In human promyelocytic (HL60) leukemia cells β(II) protein kinase C (PKC) is selectively translocated to the nucleus in response to proliferative stimuli. At the nucleus, β(II) PKC directly phosphorylates the nuclear envelope polypeptide lamin B at two consensus PKC phosphorylation sites, Ser395 and Ser405. Phosphorylation of these sites by β(II) PKC leads to solubilization of lamin B indicative of mitotic nuclear envelope breakdown in vitro (Hocevar, B. A., Burns, D. J., and Fields, A. P. (1993) J. Biol. Chem. 268, 7545-7552). We have now investigated the molecular basis for β(II) PKC-selective nuclear translocation and lamin B phosphorylation using an in vitro reconstitution system. We find that β(II) PKC phosphorylates nuclear envelope lamin B at 10-20 times the rate of α PKC, whereas both kinases phosphorylate soluble lamin B at similar rates. Comparative tryptic phosphopeptide analysis demonstrates that α PKC and β(II) PKC phosphorylate identical sites, Ser395 and Ser405, on soluble lamin B. These data suggest that a component(s) of the nuclear envelope confers β(II) PKC- selective nuclear activation and lamin B phosphorylation. Extraction of nuclear envelopes with either non-ionic detergent (2% n-octyl glucoside) or organic solvent (CHCl3/CH3OH/H2O; 10:10:3) abolishes β(II) PKC-selective phosphorylation of nuclear lamin B. Nuclear membrane extracts reconstitute β(II) PKC-selective phosphorylation, indicating the presence of a β(II) PKC-selective nuclear membrane activation factor (NMAF). NMAF selectively activates β(II) PKC histone H1 kinase activity 3-4-fold above the level achieved with optimal concentrations of Ca2+, diacylglycerol, and phosphatidylserine.
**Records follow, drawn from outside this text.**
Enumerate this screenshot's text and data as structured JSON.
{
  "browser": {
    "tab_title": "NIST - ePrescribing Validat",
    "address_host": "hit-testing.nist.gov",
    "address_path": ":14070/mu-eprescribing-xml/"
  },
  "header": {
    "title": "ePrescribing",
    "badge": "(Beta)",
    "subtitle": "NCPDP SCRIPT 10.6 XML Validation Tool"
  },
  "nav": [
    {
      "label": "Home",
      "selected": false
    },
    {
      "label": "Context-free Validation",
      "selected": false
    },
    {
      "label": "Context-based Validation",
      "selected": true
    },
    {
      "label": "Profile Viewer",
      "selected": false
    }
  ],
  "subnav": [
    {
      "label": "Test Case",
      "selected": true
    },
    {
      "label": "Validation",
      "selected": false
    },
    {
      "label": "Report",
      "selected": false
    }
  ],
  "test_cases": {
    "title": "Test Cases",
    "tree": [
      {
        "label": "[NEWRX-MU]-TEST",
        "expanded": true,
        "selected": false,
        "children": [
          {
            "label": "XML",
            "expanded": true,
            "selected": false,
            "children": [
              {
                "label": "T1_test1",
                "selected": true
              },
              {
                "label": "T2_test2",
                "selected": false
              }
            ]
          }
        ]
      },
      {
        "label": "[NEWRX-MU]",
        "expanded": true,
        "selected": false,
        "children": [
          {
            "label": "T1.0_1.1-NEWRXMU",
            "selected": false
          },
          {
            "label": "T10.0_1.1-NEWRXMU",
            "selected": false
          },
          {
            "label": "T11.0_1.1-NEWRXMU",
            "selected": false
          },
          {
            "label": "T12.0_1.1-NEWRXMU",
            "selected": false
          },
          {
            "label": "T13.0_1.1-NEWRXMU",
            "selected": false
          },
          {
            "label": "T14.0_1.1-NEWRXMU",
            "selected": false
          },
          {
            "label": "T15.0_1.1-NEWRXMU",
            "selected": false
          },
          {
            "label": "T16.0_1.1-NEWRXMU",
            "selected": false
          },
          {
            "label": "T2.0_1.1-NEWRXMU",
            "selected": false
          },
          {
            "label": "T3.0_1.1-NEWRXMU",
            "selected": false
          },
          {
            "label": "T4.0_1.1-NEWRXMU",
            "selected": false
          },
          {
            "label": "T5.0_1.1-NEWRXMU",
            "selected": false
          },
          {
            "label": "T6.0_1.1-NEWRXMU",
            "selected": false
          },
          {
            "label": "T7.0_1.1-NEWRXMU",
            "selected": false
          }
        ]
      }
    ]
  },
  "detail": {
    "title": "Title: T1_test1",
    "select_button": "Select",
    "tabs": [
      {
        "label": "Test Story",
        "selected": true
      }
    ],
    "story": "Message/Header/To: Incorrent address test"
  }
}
Finally, NMAF activity is not affected by exhaustive protease treatment, suggesting that it is a nuclear membrane lipid(s) or lipid metabolite. These data suggest that NMAF plays a physiologic role in the nuclear activation of β(II) PKC.
|Original language||English (US)|
|Number of pages||6|
|Journal||Journal of Biological Chemistry|
|State||Published - Jan 1 1994|
ASJC Scopus subject areas
- Molecular Biology
- Cell Biology